[Opening Provided entries section]

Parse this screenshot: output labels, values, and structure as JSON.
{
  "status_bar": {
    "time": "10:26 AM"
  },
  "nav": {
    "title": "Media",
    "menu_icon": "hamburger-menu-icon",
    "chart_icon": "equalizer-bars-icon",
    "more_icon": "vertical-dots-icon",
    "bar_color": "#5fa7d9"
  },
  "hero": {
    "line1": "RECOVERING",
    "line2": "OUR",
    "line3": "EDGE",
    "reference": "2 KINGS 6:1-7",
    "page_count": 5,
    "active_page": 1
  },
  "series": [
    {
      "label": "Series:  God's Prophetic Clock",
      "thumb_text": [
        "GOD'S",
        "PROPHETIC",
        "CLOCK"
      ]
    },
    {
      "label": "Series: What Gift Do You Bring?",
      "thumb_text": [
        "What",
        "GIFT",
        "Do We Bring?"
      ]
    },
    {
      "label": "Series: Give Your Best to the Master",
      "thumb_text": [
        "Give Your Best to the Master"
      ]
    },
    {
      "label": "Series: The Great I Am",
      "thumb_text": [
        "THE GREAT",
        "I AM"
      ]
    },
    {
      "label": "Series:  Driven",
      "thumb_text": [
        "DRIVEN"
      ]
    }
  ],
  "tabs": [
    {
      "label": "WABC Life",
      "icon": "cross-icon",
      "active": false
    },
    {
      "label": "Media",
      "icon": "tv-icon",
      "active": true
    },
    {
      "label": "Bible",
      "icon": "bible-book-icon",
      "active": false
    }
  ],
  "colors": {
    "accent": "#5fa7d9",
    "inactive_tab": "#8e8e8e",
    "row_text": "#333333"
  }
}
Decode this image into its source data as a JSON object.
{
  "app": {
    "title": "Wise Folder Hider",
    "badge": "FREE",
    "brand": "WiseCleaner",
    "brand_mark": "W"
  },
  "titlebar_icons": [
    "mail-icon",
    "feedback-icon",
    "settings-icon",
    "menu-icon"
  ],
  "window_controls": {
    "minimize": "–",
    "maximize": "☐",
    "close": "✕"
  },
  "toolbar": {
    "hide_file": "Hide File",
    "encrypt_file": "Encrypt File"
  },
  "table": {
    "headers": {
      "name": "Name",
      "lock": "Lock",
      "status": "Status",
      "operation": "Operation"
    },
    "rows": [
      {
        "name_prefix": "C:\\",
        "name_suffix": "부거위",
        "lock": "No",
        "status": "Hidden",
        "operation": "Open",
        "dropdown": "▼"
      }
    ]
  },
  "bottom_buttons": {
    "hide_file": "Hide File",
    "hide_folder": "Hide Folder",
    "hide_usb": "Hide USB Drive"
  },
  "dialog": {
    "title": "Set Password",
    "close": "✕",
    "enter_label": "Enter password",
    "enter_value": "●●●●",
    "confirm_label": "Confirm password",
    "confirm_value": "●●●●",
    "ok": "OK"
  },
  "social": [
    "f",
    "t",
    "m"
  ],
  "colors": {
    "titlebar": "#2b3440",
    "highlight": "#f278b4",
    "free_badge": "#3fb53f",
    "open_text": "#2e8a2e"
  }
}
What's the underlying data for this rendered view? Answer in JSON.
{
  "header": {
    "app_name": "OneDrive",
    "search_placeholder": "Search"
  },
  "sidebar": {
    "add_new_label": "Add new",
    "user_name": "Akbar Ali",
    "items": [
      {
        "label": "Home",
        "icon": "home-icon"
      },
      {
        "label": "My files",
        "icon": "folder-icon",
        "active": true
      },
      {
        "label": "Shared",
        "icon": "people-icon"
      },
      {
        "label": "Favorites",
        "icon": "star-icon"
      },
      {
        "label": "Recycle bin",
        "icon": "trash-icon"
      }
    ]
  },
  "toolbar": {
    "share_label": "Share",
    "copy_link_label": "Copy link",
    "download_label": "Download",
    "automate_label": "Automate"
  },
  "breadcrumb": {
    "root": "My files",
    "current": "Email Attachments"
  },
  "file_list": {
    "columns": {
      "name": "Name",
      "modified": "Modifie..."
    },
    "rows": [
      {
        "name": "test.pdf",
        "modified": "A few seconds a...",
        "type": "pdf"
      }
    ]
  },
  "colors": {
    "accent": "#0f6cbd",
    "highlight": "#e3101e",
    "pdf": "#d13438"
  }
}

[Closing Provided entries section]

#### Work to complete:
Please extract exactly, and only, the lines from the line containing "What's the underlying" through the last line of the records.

#### Exercise response:
What's the underlying data for this rendered view? Answer in JSON.
{
  "header": {
    "app_name": "OneDrive",
    "search_placeholder": "Search"
  },
  "sidebar": {
    "add_new_label": "Add new",
    "user_name": "Akbar Ali",
    "items": [
      {
        "label": "Home",
        "icon": "home-icon"
      },
      {
        "label": "My files",
        "icon": "folder-icon",
        "active": true
      },
      {
        "label": "Shared",
        "icon": "people-icon"
      },
      {
        "label": "Favorites",
        "icon": "star-icon"
      },
      {
        "label": "Recycle bin",
        "icon": "trash-icon"
      }
    ]
  },
  "toolbar": {
    "share_label": "Share",
    "copy_link_label": "Copy link",
    "download_label": "Download",
    "automate_label": "Automate"
  },
  "breadcrumb": {
    "root": "My files",
    "current": "Email Attachments"
  },
  "file_list": {
    "columns": {
      "name": "Name",
      "modified": "Modifie..."
    },
    "rows": [
      {
        "name": "test.pdf",
        "modified": "A few seconds a...",
        "type": "pdf"
      }
    ]
  },
  "colors": {
    "accent": "#0f6cbd",
    "highlight": "#e3101e",
    "pdf": "#d13438"
  }
}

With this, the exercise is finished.